*WHAT IS NEEDED*:
Your job is to copy every line in the material containing the word "FTPS".

*DATA FOR ANALYSIS*:
**********

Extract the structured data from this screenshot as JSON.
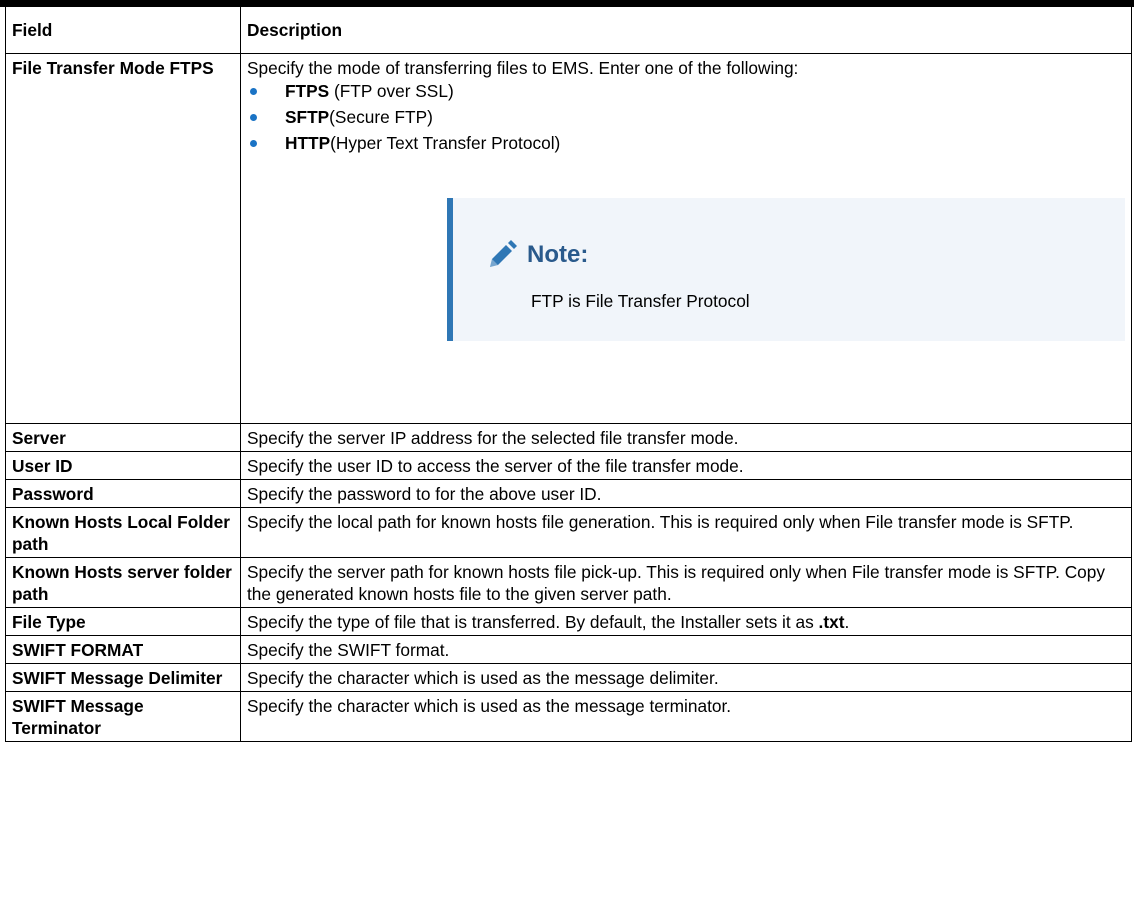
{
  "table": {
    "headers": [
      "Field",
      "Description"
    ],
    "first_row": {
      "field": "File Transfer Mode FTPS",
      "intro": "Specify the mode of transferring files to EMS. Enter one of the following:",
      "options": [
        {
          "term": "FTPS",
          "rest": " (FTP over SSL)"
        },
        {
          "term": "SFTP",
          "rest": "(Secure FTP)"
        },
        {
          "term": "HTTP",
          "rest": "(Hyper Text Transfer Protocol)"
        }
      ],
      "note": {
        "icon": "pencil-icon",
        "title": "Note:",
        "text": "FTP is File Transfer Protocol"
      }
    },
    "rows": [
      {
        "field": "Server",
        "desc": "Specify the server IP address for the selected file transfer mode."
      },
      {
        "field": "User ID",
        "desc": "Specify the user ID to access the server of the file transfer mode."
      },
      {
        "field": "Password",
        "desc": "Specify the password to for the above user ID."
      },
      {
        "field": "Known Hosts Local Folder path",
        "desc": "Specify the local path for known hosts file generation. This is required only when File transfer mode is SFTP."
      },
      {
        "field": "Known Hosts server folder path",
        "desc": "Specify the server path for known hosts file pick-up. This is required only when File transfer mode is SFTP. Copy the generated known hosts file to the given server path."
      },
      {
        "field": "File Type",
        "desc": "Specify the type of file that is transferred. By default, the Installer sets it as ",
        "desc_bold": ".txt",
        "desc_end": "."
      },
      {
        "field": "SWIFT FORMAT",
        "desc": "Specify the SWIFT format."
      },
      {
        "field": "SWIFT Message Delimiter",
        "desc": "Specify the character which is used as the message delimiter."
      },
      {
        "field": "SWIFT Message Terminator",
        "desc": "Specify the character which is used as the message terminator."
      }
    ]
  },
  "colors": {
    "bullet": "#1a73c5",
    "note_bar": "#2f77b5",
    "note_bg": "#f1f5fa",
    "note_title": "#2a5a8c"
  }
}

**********

*TASK RESULT*:
      "field": "File Transfer Mode FTPS",
          "term": "FTPS",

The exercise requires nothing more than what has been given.